WHAT TO DO: In the entries that follow, how many lines hold "системы"? Nothing but the number is expected.
|---|
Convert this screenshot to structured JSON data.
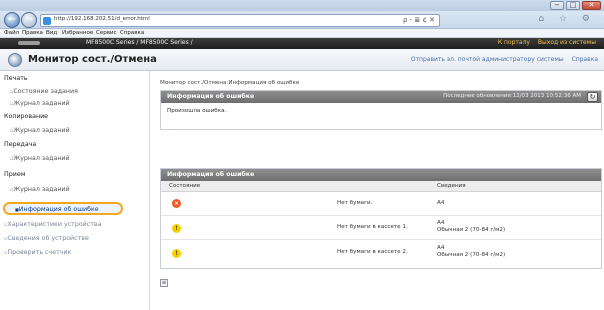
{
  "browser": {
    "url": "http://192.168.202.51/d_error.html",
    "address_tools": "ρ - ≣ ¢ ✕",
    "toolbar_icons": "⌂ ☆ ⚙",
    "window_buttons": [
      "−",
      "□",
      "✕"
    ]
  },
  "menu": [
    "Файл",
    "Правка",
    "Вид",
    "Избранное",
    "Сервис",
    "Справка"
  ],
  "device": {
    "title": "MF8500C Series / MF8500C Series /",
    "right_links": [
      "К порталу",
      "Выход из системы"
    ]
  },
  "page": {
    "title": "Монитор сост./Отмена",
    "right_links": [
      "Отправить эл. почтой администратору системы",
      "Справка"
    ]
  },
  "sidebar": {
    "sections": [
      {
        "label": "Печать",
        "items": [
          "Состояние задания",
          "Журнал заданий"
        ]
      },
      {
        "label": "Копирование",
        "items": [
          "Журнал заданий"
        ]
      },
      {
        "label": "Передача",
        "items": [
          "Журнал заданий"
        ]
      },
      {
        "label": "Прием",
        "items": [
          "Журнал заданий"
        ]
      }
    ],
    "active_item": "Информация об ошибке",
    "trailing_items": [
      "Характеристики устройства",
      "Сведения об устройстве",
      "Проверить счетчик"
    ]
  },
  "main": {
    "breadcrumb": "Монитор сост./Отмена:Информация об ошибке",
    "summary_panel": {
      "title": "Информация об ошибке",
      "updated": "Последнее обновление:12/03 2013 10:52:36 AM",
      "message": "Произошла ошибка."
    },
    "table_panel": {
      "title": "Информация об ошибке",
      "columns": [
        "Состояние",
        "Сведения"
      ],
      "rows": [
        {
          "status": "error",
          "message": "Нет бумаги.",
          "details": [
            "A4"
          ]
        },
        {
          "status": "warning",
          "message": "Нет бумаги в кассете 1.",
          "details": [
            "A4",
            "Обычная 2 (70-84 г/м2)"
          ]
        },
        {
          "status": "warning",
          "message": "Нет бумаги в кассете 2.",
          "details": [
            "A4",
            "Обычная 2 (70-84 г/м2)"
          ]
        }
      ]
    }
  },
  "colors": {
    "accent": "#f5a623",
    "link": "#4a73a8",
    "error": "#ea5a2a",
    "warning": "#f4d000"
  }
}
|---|
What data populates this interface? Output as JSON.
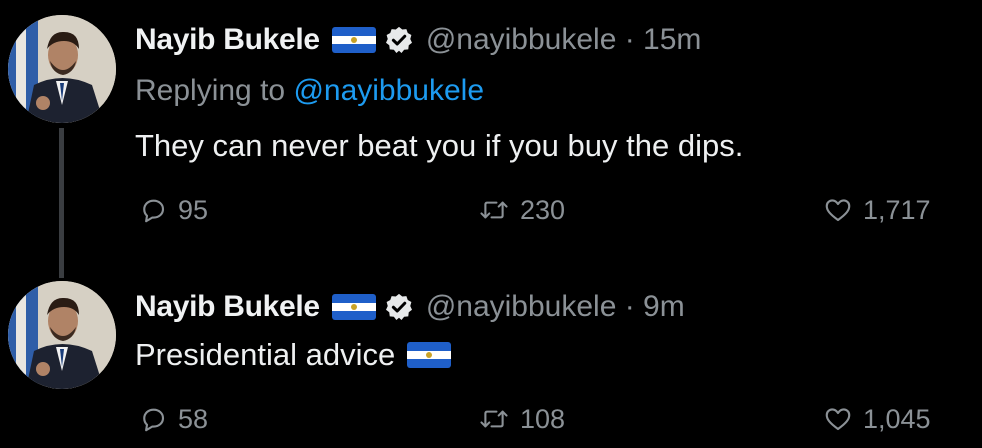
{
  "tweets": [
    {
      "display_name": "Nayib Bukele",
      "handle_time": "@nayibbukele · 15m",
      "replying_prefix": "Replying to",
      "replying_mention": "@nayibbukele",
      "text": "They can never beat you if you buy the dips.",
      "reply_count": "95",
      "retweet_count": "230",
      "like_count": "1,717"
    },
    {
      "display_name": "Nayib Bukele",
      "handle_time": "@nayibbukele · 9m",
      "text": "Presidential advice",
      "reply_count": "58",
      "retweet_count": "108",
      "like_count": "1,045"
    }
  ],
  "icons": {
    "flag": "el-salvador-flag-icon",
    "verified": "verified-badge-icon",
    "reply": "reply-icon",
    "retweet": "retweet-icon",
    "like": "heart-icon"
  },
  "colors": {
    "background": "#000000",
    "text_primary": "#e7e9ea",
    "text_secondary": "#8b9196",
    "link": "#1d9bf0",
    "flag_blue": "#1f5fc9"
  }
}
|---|
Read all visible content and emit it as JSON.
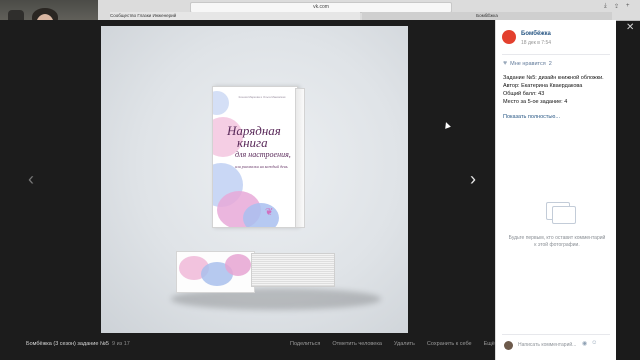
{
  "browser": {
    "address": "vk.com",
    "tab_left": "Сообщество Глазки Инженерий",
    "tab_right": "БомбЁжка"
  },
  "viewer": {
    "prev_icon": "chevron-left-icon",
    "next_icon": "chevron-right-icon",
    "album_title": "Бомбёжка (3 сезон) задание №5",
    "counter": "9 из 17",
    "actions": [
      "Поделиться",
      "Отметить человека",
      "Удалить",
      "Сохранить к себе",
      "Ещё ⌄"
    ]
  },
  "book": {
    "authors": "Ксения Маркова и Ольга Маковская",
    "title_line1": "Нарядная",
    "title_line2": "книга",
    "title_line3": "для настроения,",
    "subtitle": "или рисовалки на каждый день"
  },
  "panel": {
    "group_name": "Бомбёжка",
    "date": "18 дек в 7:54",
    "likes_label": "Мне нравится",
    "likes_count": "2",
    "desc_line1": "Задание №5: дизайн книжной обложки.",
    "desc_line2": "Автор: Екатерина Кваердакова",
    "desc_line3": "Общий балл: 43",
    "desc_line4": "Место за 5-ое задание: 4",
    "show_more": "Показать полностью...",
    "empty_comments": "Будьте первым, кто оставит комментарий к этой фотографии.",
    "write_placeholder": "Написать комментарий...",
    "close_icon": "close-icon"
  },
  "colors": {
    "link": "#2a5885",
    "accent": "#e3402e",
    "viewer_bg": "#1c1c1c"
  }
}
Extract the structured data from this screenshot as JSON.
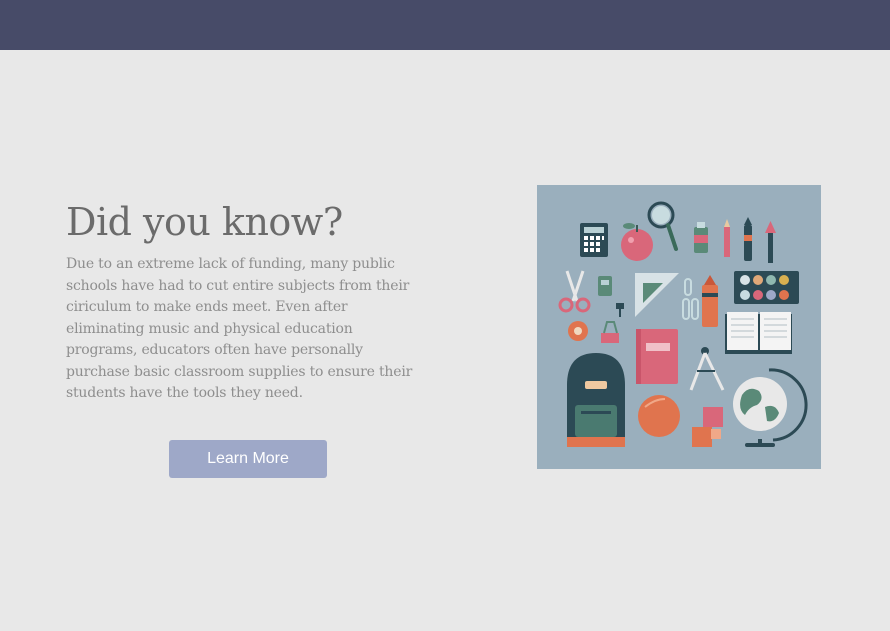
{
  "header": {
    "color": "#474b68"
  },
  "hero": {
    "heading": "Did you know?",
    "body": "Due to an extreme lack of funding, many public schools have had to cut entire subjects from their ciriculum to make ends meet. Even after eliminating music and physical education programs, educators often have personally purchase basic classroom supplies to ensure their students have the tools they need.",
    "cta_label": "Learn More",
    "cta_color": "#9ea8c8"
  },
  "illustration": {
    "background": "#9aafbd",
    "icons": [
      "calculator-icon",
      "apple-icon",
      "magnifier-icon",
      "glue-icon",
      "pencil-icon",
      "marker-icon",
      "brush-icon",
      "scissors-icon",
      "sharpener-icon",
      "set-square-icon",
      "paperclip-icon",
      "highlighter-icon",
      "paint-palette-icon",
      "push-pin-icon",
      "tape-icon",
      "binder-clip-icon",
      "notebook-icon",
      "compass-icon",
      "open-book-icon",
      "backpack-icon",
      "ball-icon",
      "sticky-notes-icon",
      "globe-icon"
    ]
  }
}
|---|
EXPECTED ANSWER: 2